▶ Exercise directions: The required answer is every line of the data containing the word "JSON".

(Entries from a dataset of interfaces)
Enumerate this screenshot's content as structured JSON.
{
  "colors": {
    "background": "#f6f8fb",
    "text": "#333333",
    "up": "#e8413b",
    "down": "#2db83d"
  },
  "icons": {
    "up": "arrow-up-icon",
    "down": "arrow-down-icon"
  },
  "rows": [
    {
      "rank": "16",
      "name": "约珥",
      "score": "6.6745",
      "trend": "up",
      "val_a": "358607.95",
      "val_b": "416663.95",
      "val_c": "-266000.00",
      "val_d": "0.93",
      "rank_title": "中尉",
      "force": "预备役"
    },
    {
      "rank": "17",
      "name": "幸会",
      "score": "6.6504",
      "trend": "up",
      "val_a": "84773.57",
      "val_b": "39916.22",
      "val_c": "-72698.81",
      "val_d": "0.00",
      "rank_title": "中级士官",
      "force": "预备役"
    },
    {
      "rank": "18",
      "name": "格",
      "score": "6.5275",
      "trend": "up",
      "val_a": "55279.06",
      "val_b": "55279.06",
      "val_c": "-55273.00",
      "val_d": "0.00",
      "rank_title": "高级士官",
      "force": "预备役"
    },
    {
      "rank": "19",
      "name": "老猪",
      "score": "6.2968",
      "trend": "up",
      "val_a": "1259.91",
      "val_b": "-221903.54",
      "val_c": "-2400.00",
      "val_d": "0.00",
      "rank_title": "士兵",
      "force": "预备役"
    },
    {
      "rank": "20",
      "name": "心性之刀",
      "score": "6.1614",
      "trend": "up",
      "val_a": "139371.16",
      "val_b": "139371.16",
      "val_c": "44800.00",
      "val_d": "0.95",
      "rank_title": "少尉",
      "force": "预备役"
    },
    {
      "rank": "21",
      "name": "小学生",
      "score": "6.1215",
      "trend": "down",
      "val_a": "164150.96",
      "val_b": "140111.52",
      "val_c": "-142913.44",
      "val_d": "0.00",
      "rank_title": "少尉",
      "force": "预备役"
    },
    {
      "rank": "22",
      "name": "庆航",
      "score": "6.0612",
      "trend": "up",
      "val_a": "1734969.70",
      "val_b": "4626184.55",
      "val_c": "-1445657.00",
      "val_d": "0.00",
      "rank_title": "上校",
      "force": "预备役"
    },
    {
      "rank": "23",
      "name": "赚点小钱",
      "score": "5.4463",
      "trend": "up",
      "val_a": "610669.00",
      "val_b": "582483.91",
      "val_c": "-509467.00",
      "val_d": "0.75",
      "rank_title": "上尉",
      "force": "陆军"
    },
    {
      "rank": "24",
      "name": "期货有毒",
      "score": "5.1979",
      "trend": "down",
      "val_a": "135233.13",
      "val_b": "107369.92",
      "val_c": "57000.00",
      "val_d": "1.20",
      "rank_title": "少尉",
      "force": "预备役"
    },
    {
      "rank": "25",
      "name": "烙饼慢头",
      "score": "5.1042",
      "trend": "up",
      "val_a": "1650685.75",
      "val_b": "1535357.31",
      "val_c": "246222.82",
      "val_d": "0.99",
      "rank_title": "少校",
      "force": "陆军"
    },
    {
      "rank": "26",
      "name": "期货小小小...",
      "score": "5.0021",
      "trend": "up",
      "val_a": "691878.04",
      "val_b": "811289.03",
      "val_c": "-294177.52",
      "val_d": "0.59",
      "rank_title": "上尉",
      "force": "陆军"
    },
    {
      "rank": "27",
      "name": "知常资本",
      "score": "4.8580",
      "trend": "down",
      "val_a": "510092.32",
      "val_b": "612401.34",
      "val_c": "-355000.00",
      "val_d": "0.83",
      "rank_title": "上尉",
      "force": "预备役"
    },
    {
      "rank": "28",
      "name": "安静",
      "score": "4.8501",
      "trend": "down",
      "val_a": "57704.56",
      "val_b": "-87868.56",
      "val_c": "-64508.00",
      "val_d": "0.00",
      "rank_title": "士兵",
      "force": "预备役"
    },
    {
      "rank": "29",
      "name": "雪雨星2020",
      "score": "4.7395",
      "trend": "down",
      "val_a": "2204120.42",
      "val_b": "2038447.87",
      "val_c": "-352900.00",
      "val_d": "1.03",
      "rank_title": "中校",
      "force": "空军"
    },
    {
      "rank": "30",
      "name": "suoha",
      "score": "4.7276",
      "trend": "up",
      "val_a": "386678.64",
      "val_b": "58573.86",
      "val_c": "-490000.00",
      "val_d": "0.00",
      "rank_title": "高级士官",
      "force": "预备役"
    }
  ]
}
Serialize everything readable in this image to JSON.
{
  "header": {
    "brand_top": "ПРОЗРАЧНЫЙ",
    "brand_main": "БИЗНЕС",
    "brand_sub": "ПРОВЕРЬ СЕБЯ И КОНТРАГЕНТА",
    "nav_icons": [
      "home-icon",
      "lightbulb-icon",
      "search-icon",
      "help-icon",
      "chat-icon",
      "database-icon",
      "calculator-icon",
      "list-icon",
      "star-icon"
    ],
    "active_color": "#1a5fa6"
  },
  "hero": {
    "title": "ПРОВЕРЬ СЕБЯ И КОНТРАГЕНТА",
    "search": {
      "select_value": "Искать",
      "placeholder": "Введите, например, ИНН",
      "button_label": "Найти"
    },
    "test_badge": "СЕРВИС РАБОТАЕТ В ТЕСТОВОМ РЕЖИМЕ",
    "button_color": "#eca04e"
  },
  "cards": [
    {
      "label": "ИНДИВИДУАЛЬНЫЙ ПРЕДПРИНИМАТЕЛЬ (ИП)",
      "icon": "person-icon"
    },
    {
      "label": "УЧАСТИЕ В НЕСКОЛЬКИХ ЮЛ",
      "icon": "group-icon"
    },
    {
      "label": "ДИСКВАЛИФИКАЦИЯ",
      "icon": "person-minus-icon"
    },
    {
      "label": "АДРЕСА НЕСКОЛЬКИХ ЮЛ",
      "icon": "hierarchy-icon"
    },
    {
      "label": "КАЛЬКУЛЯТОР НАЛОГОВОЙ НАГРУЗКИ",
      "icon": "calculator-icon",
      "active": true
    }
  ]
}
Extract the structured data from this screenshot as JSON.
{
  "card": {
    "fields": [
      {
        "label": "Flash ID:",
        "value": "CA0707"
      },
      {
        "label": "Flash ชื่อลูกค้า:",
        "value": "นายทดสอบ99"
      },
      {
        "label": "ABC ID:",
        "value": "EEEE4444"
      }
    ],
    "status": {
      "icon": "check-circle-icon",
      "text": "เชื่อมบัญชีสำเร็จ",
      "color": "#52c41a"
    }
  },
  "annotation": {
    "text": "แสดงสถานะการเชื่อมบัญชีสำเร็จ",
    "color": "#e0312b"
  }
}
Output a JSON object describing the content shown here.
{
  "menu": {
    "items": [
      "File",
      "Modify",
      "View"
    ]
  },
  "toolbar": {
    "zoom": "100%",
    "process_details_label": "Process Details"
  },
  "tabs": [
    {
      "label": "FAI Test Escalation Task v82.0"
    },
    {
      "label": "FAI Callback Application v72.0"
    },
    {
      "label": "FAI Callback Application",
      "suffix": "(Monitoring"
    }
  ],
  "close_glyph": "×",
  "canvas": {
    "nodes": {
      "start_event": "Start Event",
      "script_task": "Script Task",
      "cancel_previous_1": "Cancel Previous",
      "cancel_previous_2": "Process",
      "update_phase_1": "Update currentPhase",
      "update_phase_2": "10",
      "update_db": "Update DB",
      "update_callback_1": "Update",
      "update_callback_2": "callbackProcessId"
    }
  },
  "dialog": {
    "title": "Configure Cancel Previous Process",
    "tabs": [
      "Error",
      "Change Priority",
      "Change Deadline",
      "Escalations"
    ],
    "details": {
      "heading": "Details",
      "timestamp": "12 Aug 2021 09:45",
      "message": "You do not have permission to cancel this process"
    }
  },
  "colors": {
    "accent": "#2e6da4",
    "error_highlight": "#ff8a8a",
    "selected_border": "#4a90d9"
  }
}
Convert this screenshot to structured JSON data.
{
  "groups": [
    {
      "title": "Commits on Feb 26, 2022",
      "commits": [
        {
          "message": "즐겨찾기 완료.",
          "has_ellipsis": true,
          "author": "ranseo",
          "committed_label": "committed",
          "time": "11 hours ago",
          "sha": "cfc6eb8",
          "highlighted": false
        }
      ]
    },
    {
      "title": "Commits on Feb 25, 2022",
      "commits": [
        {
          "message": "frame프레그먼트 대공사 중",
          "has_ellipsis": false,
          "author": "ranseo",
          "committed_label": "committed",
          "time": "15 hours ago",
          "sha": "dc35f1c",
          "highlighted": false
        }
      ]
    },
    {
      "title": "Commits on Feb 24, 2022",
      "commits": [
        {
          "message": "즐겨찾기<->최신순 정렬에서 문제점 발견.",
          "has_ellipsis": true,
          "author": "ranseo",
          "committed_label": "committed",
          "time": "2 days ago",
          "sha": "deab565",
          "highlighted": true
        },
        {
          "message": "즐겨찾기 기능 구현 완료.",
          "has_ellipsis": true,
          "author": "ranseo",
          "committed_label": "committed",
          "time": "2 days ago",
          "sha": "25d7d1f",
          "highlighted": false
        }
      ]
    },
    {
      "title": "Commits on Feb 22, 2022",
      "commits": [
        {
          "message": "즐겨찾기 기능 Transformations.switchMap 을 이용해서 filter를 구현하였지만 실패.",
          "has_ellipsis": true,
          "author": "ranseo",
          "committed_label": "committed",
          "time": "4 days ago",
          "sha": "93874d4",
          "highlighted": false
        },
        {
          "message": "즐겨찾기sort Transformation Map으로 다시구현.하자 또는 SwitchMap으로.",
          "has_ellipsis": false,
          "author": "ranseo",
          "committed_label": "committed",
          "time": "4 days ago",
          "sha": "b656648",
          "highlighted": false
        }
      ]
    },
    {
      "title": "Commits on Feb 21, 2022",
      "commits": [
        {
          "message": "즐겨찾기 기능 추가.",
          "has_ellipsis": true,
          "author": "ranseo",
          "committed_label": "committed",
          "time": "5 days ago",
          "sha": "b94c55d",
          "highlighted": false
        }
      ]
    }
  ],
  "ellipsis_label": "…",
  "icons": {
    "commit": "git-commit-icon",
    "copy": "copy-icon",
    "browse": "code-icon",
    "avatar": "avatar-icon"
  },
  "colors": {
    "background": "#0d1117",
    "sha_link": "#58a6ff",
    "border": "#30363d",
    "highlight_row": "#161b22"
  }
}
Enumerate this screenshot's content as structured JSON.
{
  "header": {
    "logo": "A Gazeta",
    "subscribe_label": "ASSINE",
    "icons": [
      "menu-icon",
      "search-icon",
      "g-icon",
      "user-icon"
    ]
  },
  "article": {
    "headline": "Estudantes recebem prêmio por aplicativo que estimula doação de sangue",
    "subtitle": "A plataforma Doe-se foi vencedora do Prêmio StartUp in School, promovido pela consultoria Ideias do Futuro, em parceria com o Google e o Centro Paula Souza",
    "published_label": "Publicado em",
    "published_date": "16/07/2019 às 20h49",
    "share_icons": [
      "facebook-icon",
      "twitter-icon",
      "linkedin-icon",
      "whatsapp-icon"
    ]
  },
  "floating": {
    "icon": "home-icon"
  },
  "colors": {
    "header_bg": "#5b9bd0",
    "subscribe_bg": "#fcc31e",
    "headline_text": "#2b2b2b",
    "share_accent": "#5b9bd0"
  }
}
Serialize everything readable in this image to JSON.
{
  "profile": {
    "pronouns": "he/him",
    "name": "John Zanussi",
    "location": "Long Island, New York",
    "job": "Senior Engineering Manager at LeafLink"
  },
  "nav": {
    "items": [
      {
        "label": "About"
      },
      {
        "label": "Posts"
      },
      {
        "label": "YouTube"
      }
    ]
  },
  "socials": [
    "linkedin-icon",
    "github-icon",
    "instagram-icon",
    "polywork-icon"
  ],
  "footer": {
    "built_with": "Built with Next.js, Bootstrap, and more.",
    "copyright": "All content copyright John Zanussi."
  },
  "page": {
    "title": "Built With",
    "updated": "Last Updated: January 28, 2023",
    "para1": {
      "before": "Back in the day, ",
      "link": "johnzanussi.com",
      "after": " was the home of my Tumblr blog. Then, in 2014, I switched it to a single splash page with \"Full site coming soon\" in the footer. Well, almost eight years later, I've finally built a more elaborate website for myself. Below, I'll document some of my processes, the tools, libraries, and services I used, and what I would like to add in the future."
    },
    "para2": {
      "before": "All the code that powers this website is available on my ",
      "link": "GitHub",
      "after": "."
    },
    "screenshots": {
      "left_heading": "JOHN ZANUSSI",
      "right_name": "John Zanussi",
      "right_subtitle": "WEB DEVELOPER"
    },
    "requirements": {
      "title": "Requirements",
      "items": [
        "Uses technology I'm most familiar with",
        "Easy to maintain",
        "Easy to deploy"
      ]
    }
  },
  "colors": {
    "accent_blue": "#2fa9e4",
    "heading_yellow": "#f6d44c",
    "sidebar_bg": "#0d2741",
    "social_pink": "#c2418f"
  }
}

▶ Task result:
Enumerate this screenshot's content as structured JSON.
Serialize everything readable in this image to JSON.
Extract the structured data from this screenshot as JSON.
Output a JSON object describing the content shown here.
Convert this screenshot to structured JSON data.
Enumerate this screenshot's content as structured JSON.
Serialize everything readable in this image to JSON.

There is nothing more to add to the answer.